PROSPER, Texas - Up until just a few months ago, a group of middle schoolers from Prosper had never picked up a bow. But that didn't stop the team of young archers from defying the odds.
Last fall, a couple parents held a meeting for anyone interested in putting together an archery team. They expected 10 families, but more than 200 showed up. They put together a team of 30 and became a true Cinderella story.
"We wanted to have fun,” said Coach Becky Hedges. “We wanted to learn something new, and we wanted to create some comradery for the students."
It wasn't easy. Only two of the kids on the makeshift team had ever picked up a bow.
"All the arrows came out on the floor in a perfect square so it wasn't that good,” said team member Emmy Lynch.
Team Member Lola Combs says the scariest part was trying not to shoot somebody.
Being new to the sport, never in a million years did any of them think that they would be able to compete. But in March during a State competition, they stunned everyone.
"We had no idea we would make it to state this year,” Hedges said. “We are currently ranked fifth in the state of Texas."
Then, the team of young archers did one better — they made it to nationals. And as if that wasn't cool enough, they did so well there that they qualified for the World Archery Tournament in Orlando in two weekends.
"And it's still almost like kind of surreal that this all happening for these kids,” said Booster Club President Lacey Combs. “But it's exciting, too."
"At the first month, I started to see a rapid improvement,” said team member Andrew Day. “Because you got to see how you got to physically improve as you shot over and over."
“So I shot 30 arrows, and I got 233 points,” Lola boasted.
The key to hitting the bullseye? The more these kids learn about archery, poise, control and teamwork, the more they learn about life.
"These kids have really embraced the things that they need to do to be effective adults,” Hedges said. “Part of that comes from the training that they have in archery. And so based on what they've learned and embraced, it just makes me feel like I've accomplished something."

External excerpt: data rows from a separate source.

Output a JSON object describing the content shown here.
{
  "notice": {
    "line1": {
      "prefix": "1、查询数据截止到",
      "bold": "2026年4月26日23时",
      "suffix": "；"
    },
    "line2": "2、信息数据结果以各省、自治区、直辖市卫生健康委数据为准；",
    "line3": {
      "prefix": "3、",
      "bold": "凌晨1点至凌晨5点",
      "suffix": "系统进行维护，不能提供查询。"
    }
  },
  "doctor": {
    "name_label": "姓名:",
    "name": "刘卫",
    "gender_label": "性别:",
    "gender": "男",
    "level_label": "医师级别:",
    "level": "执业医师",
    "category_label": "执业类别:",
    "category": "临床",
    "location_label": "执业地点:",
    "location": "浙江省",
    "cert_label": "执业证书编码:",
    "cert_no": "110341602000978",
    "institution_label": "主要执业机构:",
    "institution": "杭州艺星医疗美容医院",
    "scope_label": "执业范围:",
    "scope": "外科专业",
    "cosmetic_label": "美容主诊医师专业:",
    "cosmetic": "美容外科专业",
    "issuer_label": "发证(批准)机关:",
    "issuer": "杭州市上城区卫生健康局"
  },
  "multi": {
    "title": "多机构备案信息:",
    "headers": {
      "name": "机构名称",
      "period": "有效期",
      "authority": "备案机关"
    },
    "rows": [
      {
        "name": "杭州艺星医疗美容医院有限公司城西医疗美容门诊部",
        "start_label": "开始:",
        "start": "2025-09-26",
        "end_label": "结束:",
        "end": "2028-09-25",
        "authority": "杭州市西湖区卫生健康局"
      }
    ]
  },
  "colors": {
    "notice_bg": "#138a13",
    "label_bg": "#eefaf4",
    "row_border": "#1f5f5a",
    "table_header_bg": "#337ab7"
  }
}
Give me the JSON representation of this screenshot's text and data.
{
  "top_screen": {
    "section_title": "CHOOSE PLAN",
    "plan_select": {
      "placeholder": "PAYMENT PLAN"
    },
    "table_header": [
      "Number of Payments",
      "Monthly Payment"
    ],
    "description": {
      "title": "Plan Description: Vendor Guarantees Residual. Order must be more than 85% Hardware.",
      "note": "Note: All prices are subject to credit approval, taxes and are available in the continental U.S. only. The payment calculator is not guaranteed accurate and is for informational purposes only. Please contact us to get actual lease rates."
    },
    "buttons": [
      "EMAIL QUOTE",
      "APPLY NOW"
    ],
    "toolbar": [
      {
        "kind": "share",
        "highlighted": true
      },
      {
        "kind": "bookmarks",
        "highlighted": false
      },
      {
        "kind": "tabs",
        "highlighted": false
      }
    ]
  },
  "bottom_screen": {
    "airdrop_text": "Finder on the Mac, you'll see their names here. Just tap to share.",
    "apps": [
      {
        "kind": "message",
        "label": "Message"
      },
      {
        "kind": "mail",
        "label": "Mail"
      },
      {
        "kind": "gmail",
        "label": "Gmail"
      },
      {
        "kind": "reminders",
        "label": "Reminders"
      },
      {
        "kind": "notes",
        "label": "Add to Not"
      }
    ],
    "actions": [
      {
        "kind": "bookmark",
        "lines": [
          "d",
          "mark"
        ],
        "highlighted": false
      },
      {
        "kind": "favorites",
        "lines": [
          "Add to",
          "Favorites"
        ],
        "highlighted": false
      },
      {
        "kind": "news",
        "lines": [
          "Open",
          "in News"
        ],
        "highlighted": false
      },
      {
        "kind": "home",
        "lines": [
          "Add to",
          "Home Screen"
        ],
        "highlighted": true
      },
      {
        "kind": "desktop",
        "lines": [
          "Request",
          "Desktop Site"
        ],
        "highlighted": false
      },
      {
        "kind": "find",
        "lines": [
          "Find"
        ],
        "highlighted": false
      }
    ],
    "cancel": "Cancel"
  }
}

In terms of safety, the coach says it's the second safest sport right behind table tennis.